It is a case, perhaps the only prominent case of a pure schism. of a brteach of communion caused by anger and bad feeling, not by a rival theology.
And what about the filioque? the theological import of the addition of that word to the creed is not very great. Eastern fathers had used similar expressions when they said that the Holy Spirit proceeded from the Father through the Son, and Cyril of Alexandria shows both formulae to be equivalent when he says that the Spirit proceeds from both, that is, from the Father through the Son".
But still, to tamper with the creed seemed unpardonable in the eyes of the East. Was it always so?
The fact is that, after the Photian schism had been healed. Rome accepted that the addition of the filioque had been unofficial. and the Papacy itself would see that the genuine text should be preserved.
As is well known, today Rome on this point as on many others has returned to wisdom and truth, since it has authorised the Uniates to recite the creed without the plaque.
There was art agreement to disagree. Rome remained in peaceful possession. but would not enforce the change on the East. This settlement lasted for nearly two centuries, and there is no reason why it should not have lasted till today.
Hardly any of the differences of the past seem to have any relevance today. This makes the work of reconciliation all the more urgent: new. greater differences could emerge which, in this rapidly changing world, could make us drift further apart.
The world needs the unity of the Church. As Pope John Paul said earlier this month: "Europe, as a geographical whole, is so to speak the fruit of the action of two movements of Christian traditions, to which are added also two different forms of culture, which are, however, at the same time, deeply complementary".
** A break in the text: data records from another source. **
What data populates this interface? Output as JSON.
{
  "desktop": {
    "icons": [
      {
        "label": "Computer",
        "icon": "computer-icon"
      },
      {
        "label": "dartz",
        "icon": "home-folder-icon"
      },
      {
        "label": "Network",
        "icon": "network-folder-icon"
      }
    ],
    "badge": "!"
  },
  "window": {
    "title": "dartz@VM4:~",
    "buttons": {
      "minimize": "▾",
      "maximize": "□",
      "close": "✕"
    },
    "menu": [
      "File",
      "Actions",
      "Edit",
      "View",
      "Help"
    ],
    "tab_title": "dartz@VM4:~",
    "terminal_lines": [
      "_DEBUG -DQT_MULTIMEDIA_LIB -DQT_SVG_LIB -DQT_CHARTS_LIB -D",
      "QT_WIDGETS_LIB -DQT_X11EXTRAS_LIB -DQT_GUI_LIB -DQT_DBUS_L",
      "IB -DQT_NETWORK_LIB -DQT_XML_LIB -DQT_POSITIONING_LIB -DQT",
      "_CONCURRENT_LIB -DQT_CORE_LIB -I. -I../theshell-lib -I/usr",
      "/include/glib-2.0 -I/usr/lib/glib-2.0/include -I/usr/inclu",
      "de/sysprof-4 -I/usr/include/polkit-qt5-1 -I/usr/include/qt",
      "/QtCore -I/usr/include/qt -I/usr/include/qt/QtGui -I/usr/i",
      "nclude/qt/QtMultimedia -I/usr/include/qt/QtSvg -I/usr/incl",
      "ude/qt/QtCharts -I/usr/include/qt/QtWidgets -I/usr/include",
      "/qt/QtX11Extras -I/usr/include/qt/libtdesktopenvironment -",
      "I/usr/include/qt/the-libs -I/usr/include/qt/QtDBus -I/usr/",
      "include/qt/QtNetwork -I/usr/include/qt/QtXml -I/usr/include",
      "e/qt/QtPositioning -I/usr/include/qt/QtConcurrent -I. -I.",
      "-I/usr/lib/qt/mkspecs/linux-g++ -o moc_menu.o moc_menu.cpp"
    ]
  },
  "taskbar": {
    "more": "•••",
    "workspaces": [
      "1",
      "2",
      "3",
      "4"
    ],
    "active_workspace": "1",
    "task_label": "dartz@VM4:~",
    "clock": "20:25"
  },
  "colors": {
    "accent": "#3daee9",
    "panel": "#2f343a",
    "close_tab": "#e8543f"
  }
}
He has also spoken of the Eastern and Western Church as two lungs in the same body. under the same head and father whose role is to "preside in charity".